### [Task description]
Please work out how many lines include the word "this" in the entries, and reply with only the count.

### [The data]
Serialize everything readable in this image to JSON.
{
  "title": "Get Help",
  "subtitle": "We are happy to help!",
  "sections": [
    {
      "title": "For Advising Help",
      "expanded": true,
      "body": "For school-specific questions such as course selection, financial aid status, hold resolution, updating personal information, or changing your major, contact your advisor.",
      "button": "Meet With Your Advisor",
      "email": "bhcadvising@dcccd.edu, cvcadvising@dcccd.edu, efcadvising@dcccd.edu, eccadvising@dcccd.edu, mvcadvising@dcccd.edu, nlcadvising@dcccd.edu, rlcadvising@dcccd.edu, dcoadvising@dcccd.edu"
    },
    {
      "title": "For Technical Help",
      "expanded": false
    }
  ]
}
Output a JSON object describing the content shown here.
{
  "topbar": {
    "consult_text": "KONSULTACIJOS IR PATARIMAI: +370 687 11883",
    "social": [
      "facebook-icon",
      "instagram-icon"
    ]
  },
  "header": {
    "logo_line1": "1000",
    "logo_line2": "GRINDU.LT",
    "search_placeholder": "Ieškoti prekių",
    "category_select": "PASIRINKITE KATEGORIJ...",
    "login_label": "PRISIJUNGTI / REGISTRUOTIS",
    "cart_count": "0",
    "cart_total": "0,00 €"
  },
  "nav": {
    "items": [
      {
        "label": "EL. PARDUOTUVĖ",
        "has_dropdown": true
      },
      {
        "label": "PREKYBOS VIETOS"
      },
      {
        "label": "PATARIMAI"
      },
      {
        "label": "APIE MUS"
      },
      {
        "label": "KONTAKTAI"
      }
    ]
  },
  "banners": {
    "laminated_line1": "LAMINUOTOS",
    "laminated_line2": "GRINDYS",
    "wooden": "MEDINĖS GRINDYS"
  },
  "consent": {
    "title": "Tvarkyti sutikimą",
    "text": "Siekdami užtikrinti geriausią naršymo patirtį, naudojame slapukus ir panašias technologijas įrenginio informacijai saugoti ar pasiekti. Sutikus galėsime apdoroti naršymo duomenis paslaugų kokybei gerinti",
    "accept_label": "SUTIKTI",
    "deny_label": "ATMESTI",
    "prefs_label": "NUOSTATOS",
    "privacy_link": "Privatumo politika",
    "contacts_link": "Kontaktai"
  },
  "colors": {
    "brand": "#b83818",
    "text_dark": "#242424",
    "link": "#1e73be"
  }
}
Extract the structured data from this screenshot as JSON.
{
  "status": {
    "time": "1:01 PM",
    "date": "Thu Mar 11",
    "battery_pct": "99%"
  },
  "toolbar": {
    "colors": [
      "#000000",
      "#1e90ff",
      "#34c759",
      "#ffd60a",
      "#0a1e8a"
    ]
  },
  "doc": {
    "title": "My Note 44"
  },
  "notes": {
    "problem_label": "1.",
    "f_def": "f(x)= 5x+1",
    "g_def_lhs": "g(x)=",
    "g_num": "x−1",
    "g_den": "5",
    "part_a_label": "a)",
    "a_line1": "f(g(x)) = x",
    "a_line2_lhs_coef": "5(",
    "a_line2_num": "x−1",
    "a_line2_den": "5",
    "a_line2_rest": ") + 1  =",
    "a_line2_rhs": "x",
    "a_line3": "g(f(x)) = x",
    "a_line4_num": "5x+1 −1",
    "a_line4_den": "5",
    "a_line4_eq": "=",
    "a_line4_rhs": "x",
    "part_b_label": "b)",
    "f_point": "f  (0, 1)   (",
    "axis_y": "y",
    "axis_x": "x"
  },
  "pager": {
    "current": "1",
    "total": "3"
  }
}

### [Answer section]
2